Monday, July 08, 2013

Steve MacFarlane - dedicated teacher, BCTF, VDLC and NDP activist - sadly gone at 51

Steve MacFarlane 1961-2013


Steve MacFarlane
I was very saddened to hear late last month that my friend Steve MacFarlane had passed away at just 51 years of age.

Steve was not only a longtime NDP activist in my riding of Vancouver-Point Grey but also my daughter Erin's teacher at Kitsilano Secondary School, where he taught for the last 20 years.

I last saw Steve at an event for NDP candidate David Eby - now MLA - at Joy MacPhail's house on May 8 and had a good chat with him.  That made his sudden passing all the more shocking.

I attended Steve's memorial service on Friday July 5 and learned much more about him through his colleagues and family, even though I knew him for 20 years.  [ You can sign the online memorial guest book here.]

Steve was the epitome of an activist - and a dedicated teacher.

Despite suffering serious health challenges from the diabetes he was first diagnosed with at the age of 8, Steve insisted on continuing to teach.  His brother Andrew said that in fact, teaching gave Steve a reason to battle on against the illness that eventually took his life.

Steve was a BC Teachers Federation staff representative for his fellow teachers at Kits High - in fact, he is still listed on their website today.

And Steve was good at it - sticking up for teachers in their workplace.

He also was a BCTF representative at the Vancouver and District Labour Council.


Steve MacFarlane - centre - on BCTF picket line in 2005
And Steve involved his social studies students in fascinating projects.

His good friend and fellow teacher Shelley Sullivan told the memorial audience that Steve had enlisted 182 of those students in a successful letter writing campaign to get a Vancouver park named after the late MP and MLA Rosemary Brown, the first black Canadian woman elected to a provincial legislature.

And today Rosemary Brown Park can be found at West 11th Avenue and Vine!

Steve was also highly irreverent, always enjoying raising controversial topics with great amusement.

In fact, at a Vancouver-Point Grey all candidates meeting - that Premier Christy Clark skipped - Steve asked if they would support lowering the voting age to 16 to encourage young people to get more involved in democracy.

As Steve told the Georgia Straight after the event, students want to discuss current events:

“They have incredible concerns about the underfunding of public education, and other issues with the Enbridge Gateway Pipeline, and they do have the critical thinking skills,” MacFarlane said then.

Without being unduly political in a memorial, I can say with certainty that Steve was thrilled that David Eby was able to defeat Christy Clark in Vancouver-Point Grey on May 14!

Sadly, Steve suffered greatly from his illness, undergoing more than 10 surgeries and spending much time in hospital.

But his friend Shelley Sullivan said he never complained about his own fate and was always concerned for others despite his difficulties.

Steve's dedication to teaching was so strong that even though on partial disability, he finished his school year at Kitsilano Secondary just weeks before he passed away.

His brother Andrew told me after the service that Steve was the toughest guy he ever met because of the way he dealt with his illness.

My condolences to Steve's parents Jim and Agnes, brothers Andrew and Peter and all his many family, friends and former students.

Steve will always be missed but in our hearts and memories forever.


Steve MacFarlane and faithful dog Jock

2 comments:

Anonymous said...

It's sad that the students and parents did not know that he was on partial disability.

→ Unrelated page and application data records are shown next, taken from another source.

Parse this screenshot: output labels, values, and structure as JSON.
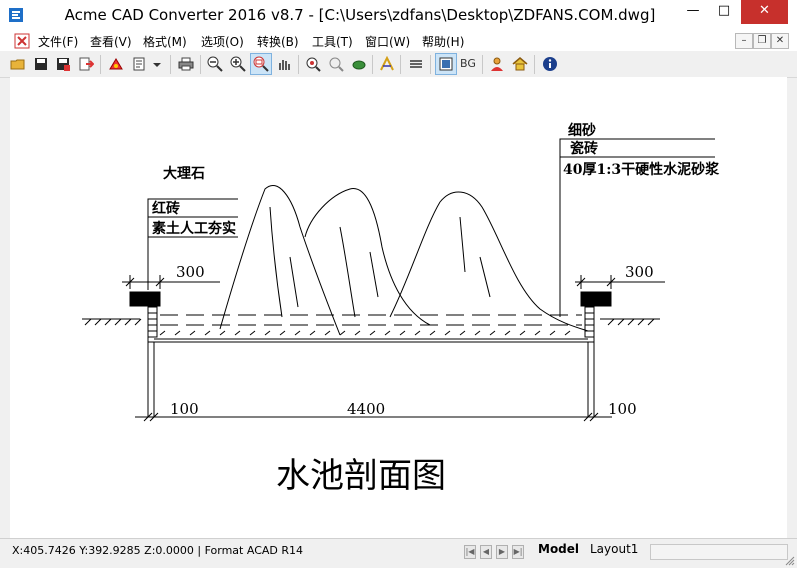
{
  "window": {
    "title": "Acme CAD Converter 2016 v8.7 - [C:\\Users\\zdfans\\Desktop\\ZDFANS.COM.dwg]",
    "minimize": "—",
    "maximize": "□",
    "close": "✕"
  },
  "menu": {
    "items": [
      "文件(F)",
      "查看(V)",
      "格式(M)",
      "选项(O)",
      "转换(B)",
      "工具(T)",
      "窗口(W)",
      "帮助(H)"
    ],
    "mdi_minimize": "–",
    "mdi_restore": "❐",
    "mdi_close": "✕"
  },
  "toolbar": {
    "bg_label": "BG",
    "icons": [
      "open-icon",
      "save-icon",
      "save-as-icon",
      "export-icon",
      "convert-icon",
      "batch-icon",
      "dropdown-icon",
      "print-icon",
      "zoom-out-icon",
      "zoom-in-icon",
      "zoom-window-icon",
      "pan-icon",
      "zoom-extents-icon",
      "zoom-previous-icon",
      "layer-icon",
      "measure-icon",
      "layers-icon",
      "display-icon",
      "bg-icon",
      "user-icon",
      "home-icon",
      "info-icon"
    ]
  },
  "drawing": {
    "title": "水池剖面图",
    "left_layers": [
      "大理石",
      "红砖",
      "素土人工夯实"
    ],
    "right_layers": [
      "细砂",
      "瓷砖",
      "40厚1:3干硬性水泥砂浆"
    ],
    "dim_top_left": "300",
    "dim_top_right": "300",
    "dim_bottom_left": "100",
    "dim_bottom_mid": "4400",
    "dim_bottom_right": "100"
  },
  "status": {
    "coords": "X:405.7426 Y:392.9285 Z:0.0000 | Format ACAD R14",
    "nav": [
      "|◀",
      "◀",
      "▶",
      "▶|"
    ],
    "tabs": [
      "Model",
      "Layout1"
    ]
  },
  "colors": {
    "accent": "#cce4f7",
    "titlebar": "#ffffff",
    "app_icon": "#1e6fc8"
  }
}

He never asked for a break and to be honest, I don't think he got one. I think he was less patient in his last 2 years of teaching and now I have an explanation as to why. I am so grateful that I did not push the issue, now that I see this. I hope that his dog is well cared for and that he family takes pleasure in the legacy that he left.

Peter Yu said...

He taught me to care about what was going on in our world. I still remember him vividly going through the daily news and getting us involved with daily events. It was my first opportunity at public speaking and taking part in debates. His tomato in the house will always be remembered. Rest in peace.